Stephen King's 'Full Dark, No Stars' reveals relationships fading to black
A review of Stephen King's collection, "Full Dark, No Stars," which shows the author to be a master of the short story.
St. Louis Post-Dispatch
'Full Dark, No Stars'
Scribner, 368 pages, $27.99
BOOK REVIEW |
For a writer whose books need a big stage, Stephen King also can turn out shorter stories just as gripping as his epic novels.
All four stories in "Full Dark, No Stars" are about the dark turns taken in relationships between men and women. Uneven in length, they also are ambiguous in morality, which is one of the delights of this book.
My favorite, "Big Driver," features a 30-something author out on a speaking engagement that ends badly when her hostess sends her on a shortcut home. The shortcut may save a few minutes, but it nearly costs her her life at the hands of a rapist.
While the assault is brutal in King's description, he tempers it, too: "Somewhere people were listening to music and buying products online and taking naps and talking on phones, but in here a woman was being raped and she was that woman."
The author, Tess, survives the assault. She uses her skills as a writer to decide what she needs to do, complete with plotting, research and the ultimate moment(s) of truth. Regardless of whether you agree with Tess' solution, King makes it seem plausible.
An even more gruesome story is "1922." The tale of a farmer and his wife squabbling over land reaches an ugly climax with the couple's teenage son serving as a reluctant accomplice to a parent's murder. If the movie "Willard" left you sleeping with the lights on, you might want to skip the heavy doses of blood and gore that saturate this story.
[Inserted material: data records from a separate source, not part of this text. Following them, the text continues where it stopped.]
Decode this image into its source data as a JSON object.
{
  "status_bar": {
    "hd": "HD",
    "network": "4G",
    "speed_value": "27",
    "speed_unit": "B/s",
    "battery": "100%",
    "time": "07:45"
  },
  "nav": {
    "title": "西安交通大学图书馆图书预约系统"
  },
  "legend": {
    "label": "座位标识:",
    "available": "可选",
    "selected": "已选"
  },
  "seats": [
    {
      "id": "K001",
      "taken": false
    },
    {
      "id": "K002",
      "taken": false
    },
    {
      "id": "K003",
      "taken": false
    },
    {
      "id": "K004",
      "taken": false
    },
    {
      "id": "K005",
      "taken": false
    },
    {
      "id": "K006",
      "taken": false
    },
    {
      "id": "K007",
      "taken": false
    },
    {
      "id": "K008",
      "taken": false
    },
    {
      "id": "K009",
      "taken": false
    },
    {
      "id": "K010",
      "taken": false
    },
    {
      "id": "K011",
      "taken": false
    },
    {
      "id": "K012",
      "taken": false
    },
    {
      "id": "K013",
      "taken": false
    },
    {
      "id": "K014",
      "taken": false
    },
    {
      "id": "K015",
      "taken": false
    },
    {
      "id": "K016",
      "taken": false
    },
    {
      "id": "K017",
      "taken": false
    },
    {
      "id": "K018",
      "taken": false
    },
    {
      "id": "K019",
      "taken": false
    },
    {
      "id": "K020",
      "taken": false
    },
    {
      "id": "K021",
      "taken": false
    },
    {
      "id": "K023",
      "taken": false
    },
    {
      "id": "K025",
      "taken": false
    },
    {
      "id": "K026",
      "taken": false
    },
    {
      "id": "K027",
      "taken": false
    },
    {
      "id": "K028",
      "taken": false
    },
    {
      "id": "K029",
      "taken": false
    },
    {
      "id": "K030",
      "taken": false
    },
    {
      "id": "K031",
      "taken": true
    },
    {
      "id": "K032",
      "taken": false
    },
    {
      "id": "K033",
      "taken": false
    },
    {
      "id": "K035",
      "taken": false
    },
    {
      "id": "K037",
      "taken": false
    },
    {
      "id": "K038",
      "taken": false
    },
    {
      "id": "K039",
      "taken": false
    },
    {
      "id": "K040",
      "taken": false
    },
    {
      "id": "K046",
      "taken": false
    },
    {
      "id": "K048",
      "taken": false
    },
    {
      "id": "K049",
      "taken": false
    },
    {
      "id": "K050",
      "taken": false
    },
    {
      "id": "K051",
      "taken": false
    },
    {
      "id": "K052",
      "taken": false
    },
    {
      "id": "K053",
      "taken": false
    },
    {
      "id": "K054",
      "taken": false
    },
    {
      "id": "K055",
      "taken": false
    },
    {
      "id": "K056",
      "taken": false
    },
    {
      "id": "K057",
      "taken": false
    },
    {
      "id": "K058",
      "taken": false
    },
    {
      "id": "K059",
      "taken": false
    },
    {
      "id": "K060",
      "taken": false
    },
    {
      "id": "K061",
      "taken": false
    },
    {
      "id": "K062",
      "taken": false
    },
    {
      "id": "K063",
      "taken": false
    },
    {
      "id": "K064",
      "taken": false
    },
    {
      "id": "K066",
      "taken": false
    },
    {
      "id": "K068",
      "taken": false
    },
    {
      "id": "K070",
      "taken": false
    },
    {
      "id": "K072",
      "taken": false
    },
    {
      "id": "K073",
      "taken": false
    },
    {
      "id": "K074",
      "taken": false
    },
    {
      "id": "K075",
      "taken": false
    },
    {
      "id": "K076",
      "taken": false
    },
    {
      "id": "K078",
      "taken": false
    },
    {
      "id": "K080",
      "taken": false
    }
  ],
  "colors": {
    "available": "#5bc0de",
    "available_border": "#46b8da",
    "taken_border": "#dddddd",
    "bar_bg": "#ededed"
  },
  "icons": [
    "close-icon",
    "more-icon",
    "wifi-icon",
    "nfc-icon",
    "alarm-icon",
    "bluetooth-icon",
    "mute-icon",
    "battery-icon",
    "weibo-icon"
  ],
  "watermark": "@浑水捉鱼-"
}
Of the four stories, the one that might leave readers with the uneasiest feeling is "Fair Extension," because of what happens when one man, Streeter, makes a deal with the devil, or at least an agent named ELVID, and he has to decide where to send his bad mojo. Where else but to the man who has been his "best friend" — who also happened to steal his girlfriend in college, excel in sports and become a millionaire?
In "A Good Marriage," readers will spot some familiarities with the BTK killer in Wichita, Kan., who lived a double life for decades as a city worker while also at work as a serial killer. In the afterword, King acknowledges that he got the idea for his story after reading about the BTK killer.
But in "A Good Marriage," Darcy learns early on that her husband has been a serial killer for decades. Think of how that knowledge shapes her response: "It wouldn't be just the two of them dragged into newspaper speculation and the filthy rinse-cycle of 24-hour cable news; there were the kids to think about."
In all four of his stories, King leaves readers to think about how they might react under similar circumstances. And while we might do as the characters did, the suspense is in the uncertainty.
When vice president of Sub Pop Records Megan Jasper isn't running things at the office, she's working in her garden at her West Seattle home where she and her husband Brian spend time relaxing.